The Green is an instagram dream come true. The stylish, minimalist deli serves bowls, smoothies and other well-prepared food. The coffee comes from the aforementioned coffee roaster: Machhörndl. Hipster store or not, we really enjoyed our Açaí Bowl, even if we had to wait a little longer. We would definitely come again.
Address: Fürther Str. 11, 90429 Nuremberg
Zeit & Raum (Time and Space)
No other restaurant was recommended to us as often as Zeit & Raum in preparation to our Nuremberg visit. The menu offers mainly salads and Flammkuchen (which is like a delicious crispy thin crusted, white sauce, cheesy tart-pizza hybrid). They also have an extensive breakfast menu.
The interior decor is a cool mix of Oriental and Southeast Asian furniture – we really liked the cozy atmosphere. If you want a place out on the open terrace during the summer, then a reservation cannot go amiss. Incidentally, students receive a 20% discount on the total invoice (with ID).
Address: Wespennest 2, 90403 Nuremberg
The Bratwurstglöcklein is an institution in Nuremberg, where tourists and locals alike come here to order 6, 8, 10 or 12 original Nuremberg sausages – best case scenario with sauerkraut on the side. The sausages are served on a tin bell-shaped plate. We found the ambience of the restaurant in the Handwerkerhof especially pretty.
Address: Waffenhof 5, 90402 Nuremberg
7. Our Hotel Tip in Nuremberg
The family-run Hotel Victoria was our home in Nuremberg for three nights. The location is ideal for exploring the city as it is located in the old town right next to the Handwerkerhof. On foot it is a good 10 minutes to the main market.
Our very cozy room was on the first floor overlooking the Handwerkerhof. Since we were guests both during a weekend and during the Bardentreffen event, it goes without saying that the nights were a bit louder than usual. The beds were very comfortable, however.
The breakfast was very good. For us muesli fans, we were delighted to have such a large selection of toppings. In addition, the friendly staff deserves special praise.

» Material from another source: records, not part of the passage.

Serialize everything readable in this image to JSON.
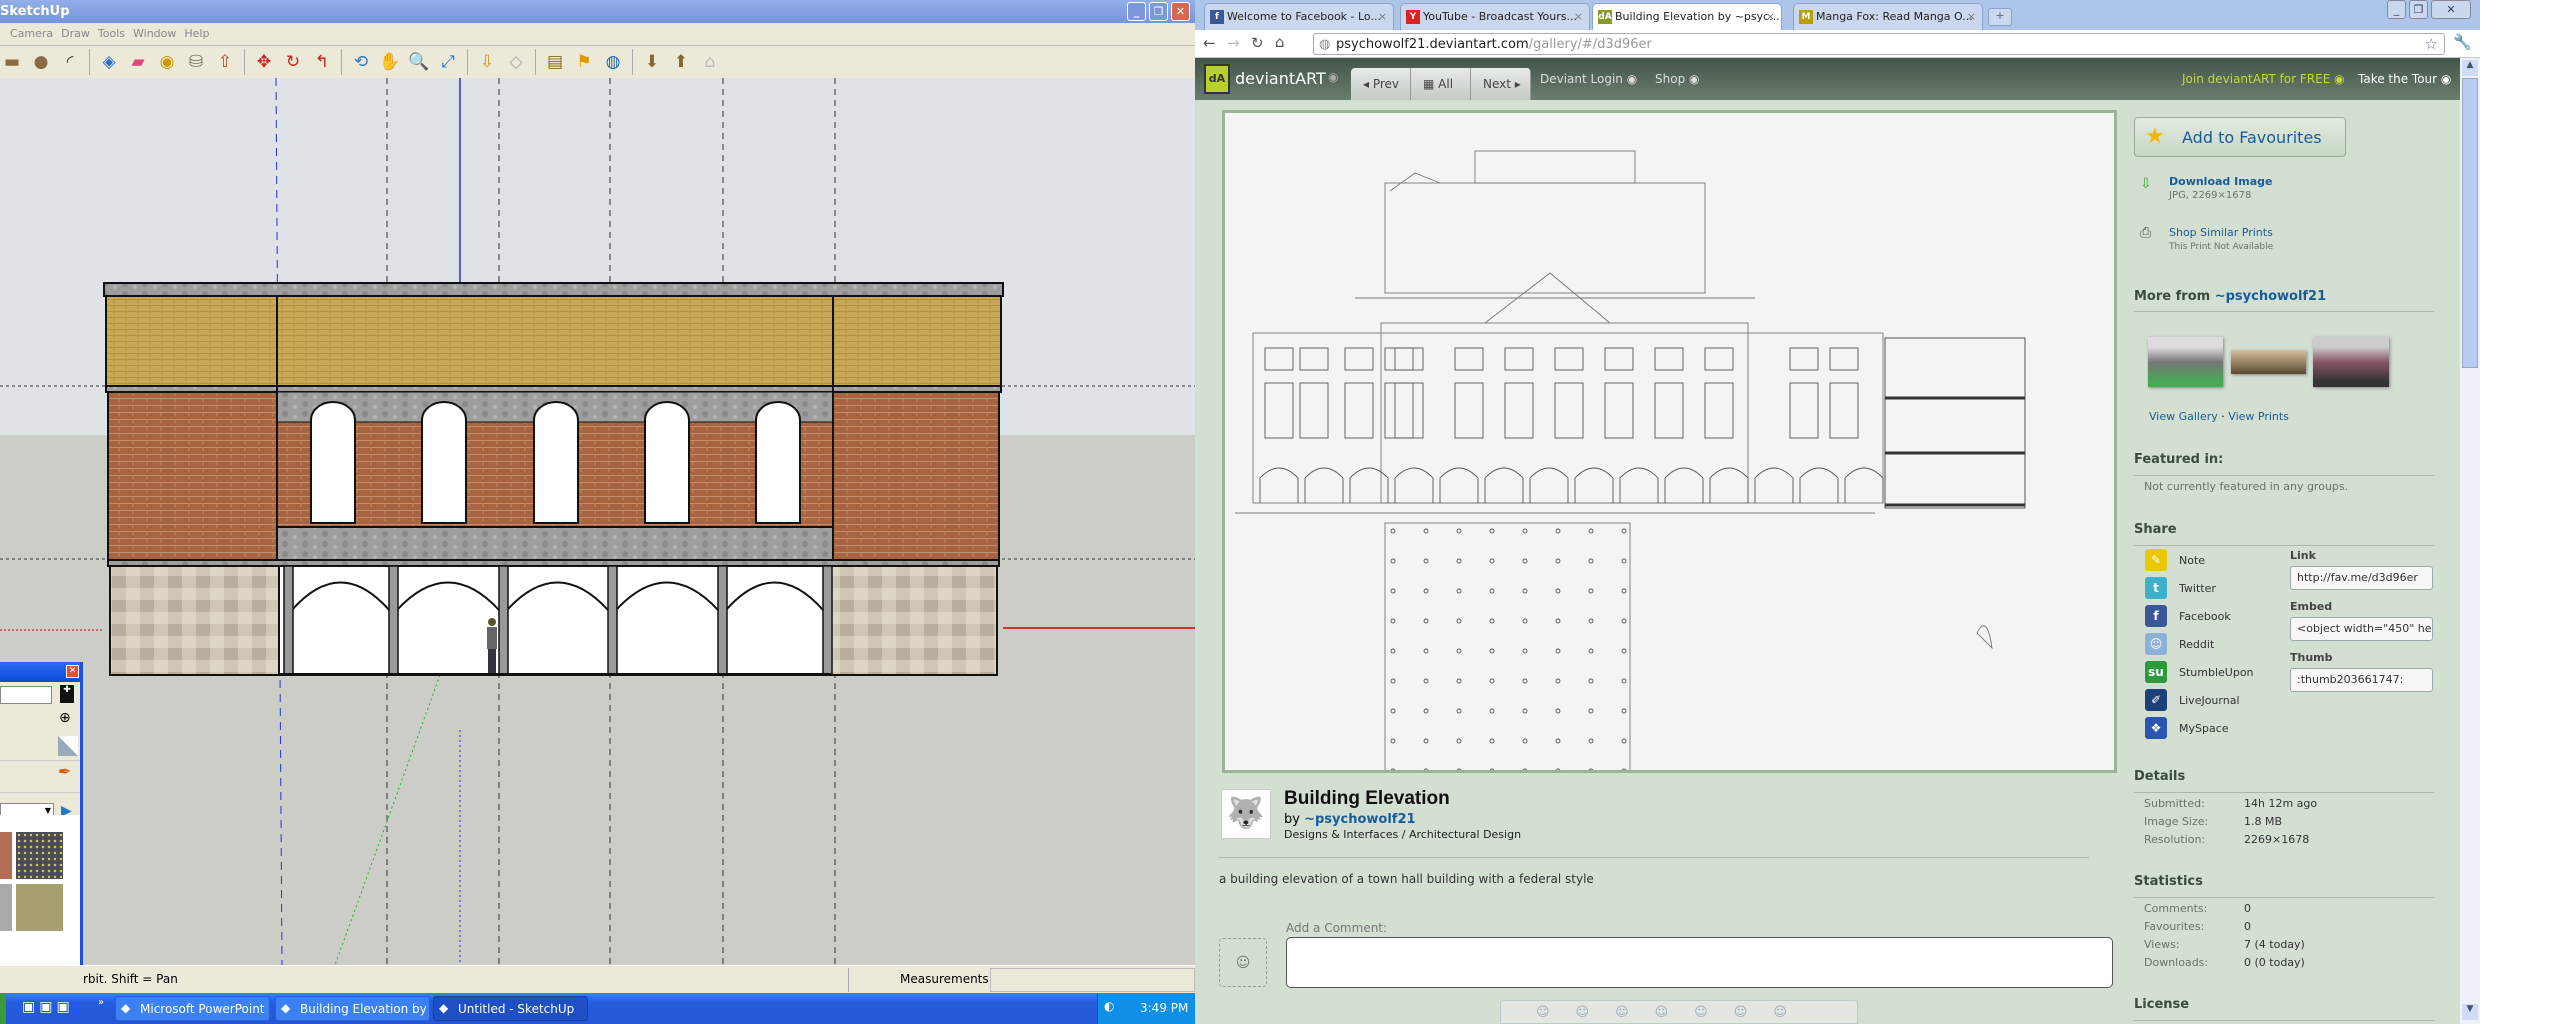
{
  "sketchup": {
    "title": "SketchUp",
    "menu": [
      "Camera",
      "Draw",
      "Tools",
      "Window",
      "Help"
    ],
    "toolbar_icons": [
      "rectangle-icon",
      "circle-icon",
      "arc-icon",
      "make-component-icon",
      "eraser-icon",
      "tape-measure-icon",
      "paint-bucket-icon",
      "push-pull-icon",
      "move-icon",
      "rotate-icon",
      "follow-me-icon",
      "orbit-icon",
      "pan-icon",
      "zoom-icon",
      "zoom-extents-icon",
      "get-models-icon",
      "share-model-icon",
      "place-model-icon",
      "add-location-icon",
      "preview-google-earth-icon",
      "get-component-icon",
      "share-component-icon",
      "warehouse-icon"
    ],
    "status_hint": "rbit.  Shift = Pan",
    "measurements_label": "Measurements",
    "measurements_value": ""
  },
  "taskbar": {
    "items": [
      {
        "label": "Microsoft PowerPoint ...",
        "icon": "powerpoint-icon"
      },
      {
        "label": "Building Elevation by ...",
        "icon": "chrome-icon"
      },
      {
        "label": "Untitled - SketchUp",
        "icon": "sketchup-icon",
        "active": true
      }
    ],
    "clock": "3:49 PM"
  },
  "browser": {
    "tabs": [
      {
        "label": "Welcome to Facebook - Lo...",
        "icon": "facebook-icon",
        "fav": "f",
        "color": "#3b5998"
      },
      {
        "label": "YouTube - Broadcast Yours...",
        "icon": "youtube-icon",
        "fav": "Y",
        "color": "#d22"
      },
      {
        "label": "Building Elevation by ~psyc...",
        "icon": "deviantart-icon",
        "fav": "dA",
        "color": "#8a9a2a",
        "active": true
      },
      {
        "label": "Manga Fox: Read Manga O...",
        "icon": "mangafox-icon",
        "fav": "M",
        "color": "#b8a000"
      }
    ],
    "url_host": "psychowolf21.deviantart.com",
    "url_path": "/gallery/#/d3d96er"
  },
  "da_header": {
    "logo": "deviantART",
    "prev": "Prev",
    "all": "All",
    "next": "Next",
    "login": "Deviant Login",
    "shop": "Shop",
    "join": "Join deviantART for FREE",
    "tour": "Take the Tour"
  },
  "deviation": {
    "title": "Building Elevation",
    "by": "by",
    "author": "~psychowolf21",
    "category": "Designs & Interfaces / Architectural Design",
    "description": "a building elevation of a town hall building with a federal style",
    "comment_label": "Add a Comment:",
    "comment_value": ""
  },
  "sidebar": {
    "favourite": "Add to Favourites",
    "download": "Download Image",
    "download_meta": "JPG, 2269×1678",
    "shop": "Shop Similar Prints",
    "shop_meta": "This Print Not Available",
    "more_from": "More from",
    "more_from_user": "~psychowolf21",
    "view_gallery": "View Gallery",
    "sep": "·",
    "view_prints": "View Prints",
    "featured_title": "Featured in:",
    "featured_text": "Not currently featured in any groups.",
    "share_title": "Share",
    "share": [
      {
        "label": "Note",
        "icon": "note-icon",
        "color": "#e8c800",
        "g": "✎"
      },
      {
        "label": "Twitter",
        "icon": "twitter-icon",
        "color": "#3fb0c8",
        "g": "t"
      },
      {
        "label": "Facebook",
        "icon": "facebook-icon",
        "color": "#3b5998",
        "g": "f"
      },
      {
        "label": "Reddit",
        "icon": "reddit-icon",
        "color": "#8fb0d8",
        "g": "☺"
      },
      {
        "label": "StumbleUpon",
        "icon": "stumbleupon-icon",
        "color": "#2c9a3c",
        "g": "su"
      },
      {
        "label": "LiveJournal",
        "icon": "livejournal-icon",
        "color": "#1d3f7a",
        "g": "✐"
      },
      {
        "label": "MySpace",
        "icon": "myspace-icon",
        "color": "#2a55b0",
        "g": "❖"
      }
    ],
    "link_label": "Link",
    "link_value": "http://fav.me/d3d96er",
    "embed_label": "Embed",
    "embed_value": "<object width=\"450\" height",
    "thumb_label": "Thumb",
    "thumb_value": ":thumb203661747:",
    "details_title": "Details",
    "details": [
      {
        "k": "Submitted:",
        "v": "14h 12m ago"
      },
      {
        "k": "Image Size:",
        "v": "1.8 MB"
      },
      {
        "k": "Resolution:",
        "v": "2269×1678"
      }
    ],
    "stats_title": "Statistics",
    "stats": [
      {
        "k": "Comments:",
        "v": "0"
      },
      {
        "k": "Favourites:",
        "v": "0"
      },
      {
        "k": "Views:",
        "v": "7 (4 today)"
      },
      {
        "k": "Downloads:",
        "v": "0 (0 today)"
      }
    ],
    "license_title": "License"
  }
}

It really felt more than just a welcome! Oh yes and here’s something not so self-evident: you can take free chilled drinks from the fridge in the lobby at any time during the day or night!
You can book the hotel via this link or to find out more: Hotel Victoria
Disclaimer: Advertisement & Affiliate Links
This blog article was written in collaboration with FrankenTourismus. As part of the “14 cities” campaign, we travelled to a total of 14 Franconian cities in the spring and summer of 2018.
This blog article contains our personal recommendations in the form of so-called affiliate links. If you book or buy something through these links, we will get a small commission. For you, this does not change the price at all. A million thanks from the both of us!
Have you been to Nuremberg before? How did you like it? Or perhaps you have some extra tips for Nuremberg or experiences that you would like to share with us? Maybe you’re also planning a road trip through Franconia and have some questions for us? Let us leave a comment – we always look forward to them!